About ten hours after Benson and the Karaus first appeared at my front door, I wearily stepped over the same threshold. I expected to find Mama asleep on my couch. But the living room was empty. I called her name and followed her reply into the bathroom, where, in disbelief, I tried to absorb the sight of her wringing out the last garments from a full load of our laundry in the bathtub.
Tears flooded my eyes as I glanced from her act of sacrificial love, back down the hallway to Pastor Karau and Benson with my children. I saw true friends who embodied mercy, who stayed near to a foreigner through the long vulnerable watches of the afternoon, evening, and night.
Through tears of gratitude, I saw Jesus.

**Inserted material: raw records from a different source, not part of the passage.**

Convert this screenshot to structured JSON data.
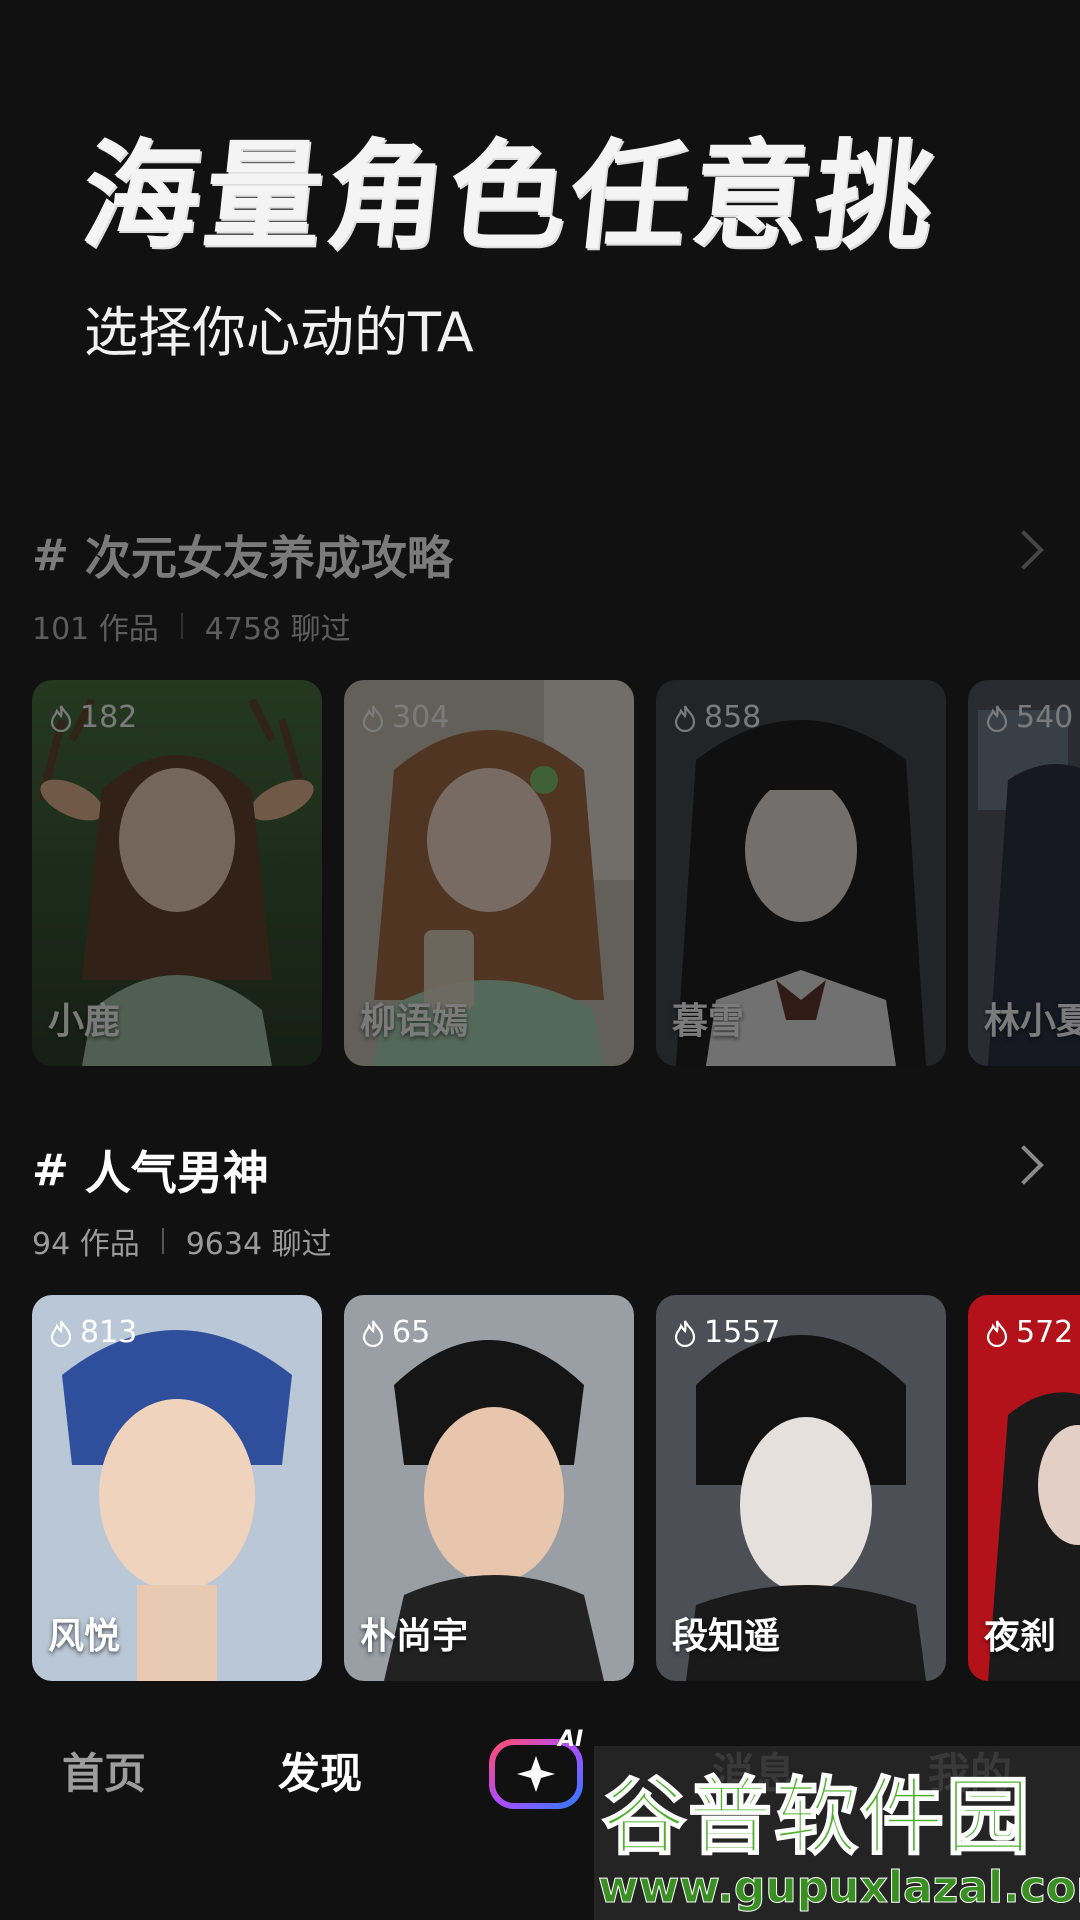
{
  "hero": {
    "title": "海量角色任意挑",
    "subtitle": "选择你心动的TA"
  },
  "sections": [
    {
      "hash": "#",
      "title": "次元女友养成攻略",
      "works": "101 作品",
      "chats": "4758 聊过",
      "cards": [
        {
          "heat": "182",
          "name": "小鹿"
        },
        {
          "heat": "304",
          "name": "柳语嫣"
        },
        {
          "heat": "858",
          "name": "暮雪"
        },
        {
          "heat": "540",
          "name": "林小夏"
        }
      ]
    },
    {
      "hash": "#",
      "title": "人气男神",
      "works": "94 作品",
      "chats": "9634 聊过",
      "cards": [
        {
          "heat": "813",
          "name": "风悦"
        },
        {
          "heat": "65",
          "name": "朴尚宇"
        },
        {
          "heat": "1557",
          "name": "段知遥"
        },
        {
          "heat": "572",
          "name": "夜刹"
        }
      ]
    }
  ],
  "tabbar": {
    "home": "首页",
    "discover": "发现",
    "ai_label": "AI",
    "messages": "消息",
    "mine": "我的"
  },
  "watermark": {
    "main": "谷普软件园",
    "url": "www.gupuxlazal.com"
  },
  "colors": {
    "background": "#111111",
    "active_tab": "#ffffff",
    "inactive_tab": "#9d9d9d",
    "watermark_green": "#4caf2a"
  }
}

5 thoughts on “A Scary Day in Kenya”
So scary. And so beautiful! Thank you for the inspirational powerful messages you continually give to the world.
Such a beautiful story in all it’s grief and worries – and such beautiful friends to have. If only all people where like doctor Benson, pastor Karau and mama Karau, it would be so much more peace in the world. I hope your son is all well again.
Thank you for taking the time to read and comment, Otto! I eagerly read all of your posts and feel honored by your encouragement. Yes, indeed, my Kenyan friends are very dear and it’s been a joy to grow in our friendships since the day I described in this post. My son improved rapidly after the story left off, and is a healthy strapping 16 year old now. He was baptized by Pastor Karau at age 11 and continues to look up to him as a mentor.
I am glad he is all well – and grown so many years since then. I take you might not be in Kenya any more?
I am back in Colorado with my husband and our four kids (two adopted from Kenya) but Kenya is always in my heart.
Thanks again for your critique of my photo – I haven’t had formal photography training since undergrad studies a couple decades ago (before digital), so even just that one critique gives me so much to go on to try to grow and improve. If you ever do a workshop in CO, be sure to let me know!